= Provided data =
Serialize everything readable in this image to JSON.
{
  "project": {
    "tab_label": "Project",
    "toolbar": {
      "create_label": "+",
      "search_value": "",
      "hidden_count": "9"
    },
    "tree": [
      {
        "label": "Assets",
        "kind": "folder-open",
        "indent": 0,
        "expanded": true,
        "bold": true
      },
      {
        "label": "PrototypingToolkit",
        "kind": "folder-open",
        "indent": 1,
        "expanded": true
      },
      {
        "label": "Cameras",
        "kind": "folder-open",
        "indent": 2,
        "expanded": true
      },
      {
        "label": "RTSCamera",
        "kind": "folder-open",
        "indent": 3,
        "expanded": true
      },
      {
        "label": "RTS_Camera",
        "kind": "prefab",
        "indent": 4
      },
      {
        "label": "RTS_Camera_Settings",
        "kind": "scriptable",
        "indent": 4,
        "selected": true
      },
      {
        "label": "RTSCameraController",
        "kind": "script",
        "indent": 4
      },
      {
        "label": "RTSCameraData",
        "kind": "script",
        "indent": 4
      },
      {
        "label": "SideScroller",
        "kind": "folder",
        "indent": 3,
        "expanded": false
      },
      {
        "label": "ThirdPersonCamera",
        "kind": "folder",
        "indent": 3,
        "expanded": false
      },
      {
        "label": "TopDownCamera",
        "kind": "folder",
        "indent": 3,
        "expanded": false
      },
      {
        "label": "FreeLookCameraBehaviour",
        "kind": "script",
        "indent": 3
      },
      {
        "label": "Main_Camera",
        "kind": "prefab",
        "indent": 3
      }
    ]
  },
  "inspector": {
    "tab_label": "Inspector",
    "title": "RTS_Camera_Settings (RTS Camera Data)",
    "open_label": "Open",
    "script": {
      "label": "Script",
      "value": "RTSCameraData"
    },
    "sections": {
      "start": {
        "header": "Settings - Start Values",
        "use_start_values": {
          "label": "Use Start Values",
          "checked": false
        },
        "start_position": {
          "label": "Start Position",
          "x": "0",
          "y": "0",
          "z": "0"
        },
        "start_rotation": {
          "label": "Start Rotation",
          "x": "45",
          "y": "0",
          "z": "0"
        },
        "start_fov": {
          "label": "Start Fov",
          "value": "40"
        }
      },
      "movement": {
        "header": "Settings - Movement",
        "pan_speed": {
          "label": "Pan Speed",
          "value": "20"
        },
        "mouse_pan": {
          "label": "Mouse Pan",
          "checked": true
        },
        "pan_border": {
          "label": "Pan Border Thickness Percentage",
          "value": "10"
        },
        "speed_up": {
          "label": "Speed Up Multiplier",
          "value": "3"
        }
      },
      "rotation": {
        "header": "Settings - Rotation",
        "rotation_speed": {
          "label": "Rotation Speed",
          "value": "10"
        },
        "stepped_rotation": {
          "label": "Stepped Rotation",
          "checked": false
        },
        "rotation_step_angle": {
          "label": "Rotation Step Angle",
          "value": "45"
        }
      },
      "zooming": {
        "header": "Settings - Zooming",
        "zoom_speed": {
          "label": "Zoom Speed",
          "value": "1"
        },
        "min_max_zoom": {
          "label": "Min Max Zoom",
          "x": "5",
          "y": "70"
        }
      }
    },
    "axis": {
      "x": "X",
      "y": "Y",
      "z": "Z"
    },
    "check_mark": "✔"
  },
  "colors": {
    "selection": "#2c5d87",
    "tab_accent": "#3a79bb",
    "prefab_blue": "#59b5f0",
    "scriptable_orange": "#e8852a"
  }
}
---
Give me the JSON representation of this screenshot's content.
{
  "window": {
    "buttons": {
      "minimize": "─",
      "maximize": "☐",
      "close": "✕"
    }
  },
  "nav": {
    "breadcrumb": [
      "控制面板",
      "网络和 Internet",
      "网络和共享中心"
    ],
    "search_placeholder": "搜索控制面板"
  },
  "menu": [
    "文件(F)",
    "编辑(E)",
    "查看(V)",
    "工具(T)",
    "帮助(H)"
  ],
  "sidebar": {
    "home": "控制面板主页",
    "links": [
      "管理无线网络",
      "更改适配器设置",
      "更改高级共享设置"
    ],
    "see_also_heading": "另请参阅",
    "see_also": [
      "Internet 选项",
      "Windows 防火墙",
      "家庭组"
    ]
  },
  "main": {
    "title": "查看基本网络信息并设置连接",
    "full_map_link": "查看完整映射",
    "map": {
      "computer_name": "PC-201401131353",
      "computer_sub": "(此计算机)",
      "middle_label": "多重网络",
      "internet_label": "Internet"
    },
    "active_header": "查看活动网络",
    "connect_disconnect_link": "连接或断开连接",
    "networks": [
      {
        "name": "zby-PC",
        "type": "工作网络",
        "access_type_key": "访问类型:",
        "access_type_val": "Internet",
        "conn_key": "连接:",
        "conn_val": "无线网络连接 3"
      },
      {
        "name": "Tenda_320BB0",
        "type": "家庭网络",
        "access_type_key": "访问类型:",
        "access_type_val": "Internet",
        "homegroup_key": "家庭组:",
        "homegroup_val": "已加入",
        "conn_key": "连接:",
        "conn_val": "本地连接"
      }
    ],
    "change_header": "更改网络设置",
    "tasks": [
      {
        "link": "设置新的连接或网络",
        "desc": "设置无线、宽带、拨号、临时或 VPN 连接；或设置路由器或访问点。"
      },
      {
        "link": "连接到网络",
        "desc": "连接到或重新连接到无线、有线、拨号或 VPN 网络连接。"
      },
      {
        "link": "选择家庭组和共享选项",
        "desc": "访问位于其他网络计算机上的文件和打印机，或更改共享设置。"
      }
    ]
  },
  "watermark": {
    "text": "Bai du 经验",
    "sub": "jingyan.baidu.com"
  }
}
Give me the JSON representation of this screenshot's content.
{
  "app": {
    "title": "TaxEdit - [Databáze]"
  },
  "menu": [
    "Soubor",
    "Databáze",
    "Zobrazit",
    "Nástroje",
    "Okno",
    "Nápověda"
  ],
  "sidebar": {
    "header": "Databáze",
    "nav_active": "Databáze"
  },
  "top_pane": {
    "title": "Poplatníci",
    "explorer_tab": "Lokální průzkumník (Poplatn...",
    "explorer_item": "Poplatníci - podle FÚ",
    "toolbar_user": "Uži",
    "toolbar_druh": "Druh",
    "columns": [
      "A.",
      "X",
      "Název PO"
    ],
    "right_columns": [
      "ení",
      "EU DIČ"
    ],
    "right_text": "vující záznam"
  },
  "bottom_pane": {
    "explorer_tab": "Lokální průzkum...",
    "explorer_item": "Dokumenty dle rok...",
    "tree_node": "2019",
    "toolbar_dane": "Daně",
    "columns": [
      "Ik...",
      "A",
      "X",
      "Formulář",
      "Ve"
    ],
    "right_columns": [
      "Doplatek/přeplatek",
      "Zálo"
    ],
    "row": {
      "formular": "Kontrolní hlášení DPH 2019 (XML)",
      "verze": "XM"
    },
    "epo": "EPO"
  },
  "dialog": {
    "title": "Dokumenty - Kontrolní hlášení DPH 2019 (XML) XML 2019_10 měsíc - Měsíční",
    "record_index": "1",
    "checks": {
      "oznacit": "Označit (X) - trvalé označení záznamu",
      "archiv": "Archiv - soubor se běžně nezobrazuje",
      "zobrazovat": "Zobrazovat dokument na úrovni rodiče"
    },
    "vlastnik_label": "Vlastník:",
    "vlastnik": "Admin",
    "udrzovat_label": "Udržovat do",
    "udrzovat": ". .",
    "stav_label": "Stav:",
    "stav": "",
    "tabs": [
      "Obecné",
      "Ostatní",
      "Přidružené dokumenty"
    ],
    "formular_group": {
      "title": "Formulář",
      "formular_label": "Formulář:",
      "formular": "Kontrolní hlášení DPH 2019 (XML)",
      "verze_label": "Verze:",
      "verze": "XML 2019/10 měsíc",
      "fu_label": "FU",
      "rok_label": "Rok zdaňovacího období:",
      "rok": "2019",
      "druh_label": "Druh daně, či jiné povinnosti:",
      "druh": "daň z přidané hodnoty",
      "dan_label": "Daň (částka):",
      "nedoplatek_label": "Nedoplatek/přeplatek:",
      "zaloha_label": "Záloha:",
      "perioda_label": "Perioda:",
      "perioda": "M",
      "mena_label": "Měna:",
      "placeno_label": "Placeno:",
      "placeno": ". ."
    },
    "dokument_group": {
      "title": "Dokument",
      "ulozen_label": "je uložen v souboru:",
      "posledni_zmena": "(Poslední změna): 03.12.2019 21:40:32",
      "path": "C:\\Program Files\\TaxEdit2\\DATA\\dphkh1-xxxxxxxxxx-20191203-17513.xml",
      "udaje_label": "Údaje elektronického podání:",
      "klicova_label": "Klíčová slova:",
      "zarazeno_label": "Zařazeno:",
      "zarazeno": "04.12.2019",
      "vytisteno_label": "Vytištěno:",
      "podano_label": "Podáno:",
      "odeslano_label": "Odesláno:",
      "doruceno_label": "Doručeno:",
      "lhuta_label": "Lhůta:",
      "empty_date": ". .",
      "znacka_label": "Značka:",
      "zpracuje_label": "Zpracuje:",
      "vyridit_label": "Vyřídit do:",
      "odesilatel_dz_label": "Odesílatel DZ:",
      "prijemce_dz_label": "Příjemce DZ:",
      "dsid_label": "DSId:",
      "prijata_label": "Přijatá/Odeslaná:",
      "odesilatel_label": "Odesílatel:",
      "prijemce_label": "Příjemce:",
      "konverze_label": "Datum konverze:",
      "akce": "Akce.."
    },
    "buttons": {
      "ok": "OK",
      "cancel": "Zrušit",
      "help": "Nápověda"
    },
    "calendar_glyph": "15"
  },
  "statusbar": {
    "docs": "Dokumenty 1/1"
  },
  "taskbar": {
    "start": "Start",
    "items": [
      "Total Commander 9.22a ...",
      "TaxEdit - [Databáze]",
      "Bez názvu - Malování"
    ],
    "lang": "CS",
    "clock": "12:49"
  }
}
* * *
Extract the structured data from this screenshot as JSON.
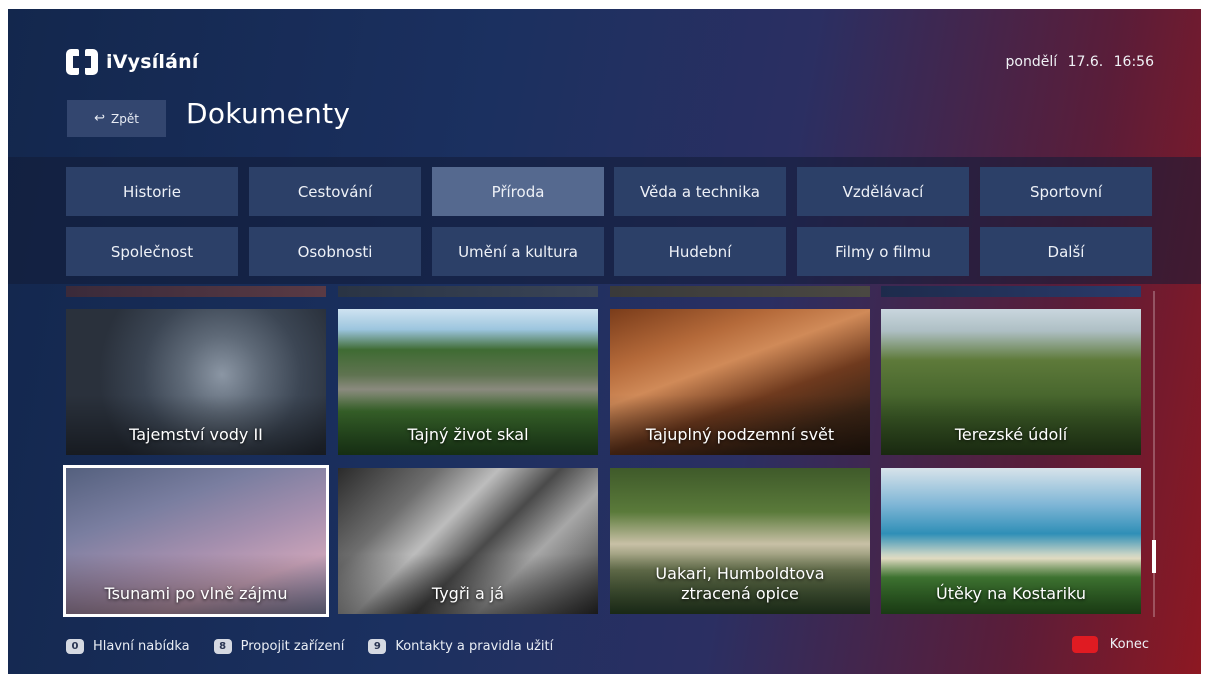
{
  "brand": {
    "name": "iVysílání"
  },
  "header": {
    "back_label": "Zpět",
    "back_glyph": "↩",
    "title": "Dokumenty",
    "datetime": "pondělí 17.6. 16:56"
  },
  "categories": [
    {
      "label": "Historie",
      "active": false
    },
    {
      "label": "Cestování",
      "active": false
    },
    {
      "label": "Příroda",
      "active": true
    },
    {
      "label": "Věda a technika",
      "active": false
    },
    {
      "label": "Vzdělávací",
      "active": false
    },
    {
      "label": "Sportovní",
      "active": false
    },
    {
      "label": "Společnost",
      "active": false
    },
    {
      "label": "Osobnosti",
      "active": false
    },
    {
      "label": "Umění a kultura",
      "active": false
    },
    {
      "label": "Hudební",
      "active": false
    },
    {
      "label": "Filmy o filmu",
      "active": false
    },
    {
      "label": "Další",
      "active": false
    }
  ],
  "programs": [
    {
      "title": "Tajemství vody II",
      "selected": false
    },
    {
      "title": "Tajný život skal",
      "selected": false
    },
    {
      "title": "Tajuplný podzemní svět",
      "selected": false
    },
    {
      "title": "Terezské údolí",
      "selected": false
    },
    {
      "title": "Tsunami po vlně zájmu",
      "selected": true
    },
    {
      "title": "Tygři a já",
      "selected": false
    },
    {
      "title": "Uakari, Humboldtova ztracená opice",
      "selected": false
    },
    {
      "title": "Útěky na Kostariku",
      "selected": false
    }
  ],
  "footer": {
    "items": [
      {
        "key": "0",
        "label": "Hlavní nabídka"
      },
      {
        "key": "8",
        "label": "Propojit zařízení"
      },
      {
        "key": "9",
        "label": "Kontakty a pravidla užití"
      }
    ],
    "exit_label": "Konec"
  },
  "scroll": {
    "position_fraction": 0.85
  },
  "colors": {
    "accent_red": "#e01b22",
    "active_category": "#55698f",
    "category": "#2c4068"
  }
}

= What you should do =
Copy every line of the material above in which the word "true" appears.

= Answer =
        "expanded": true,
        "bold": true
        "expanded": true
        "expanded": true
        "expanded": true
        "selected": true
          "checked": true
      "active": true
      "selected": true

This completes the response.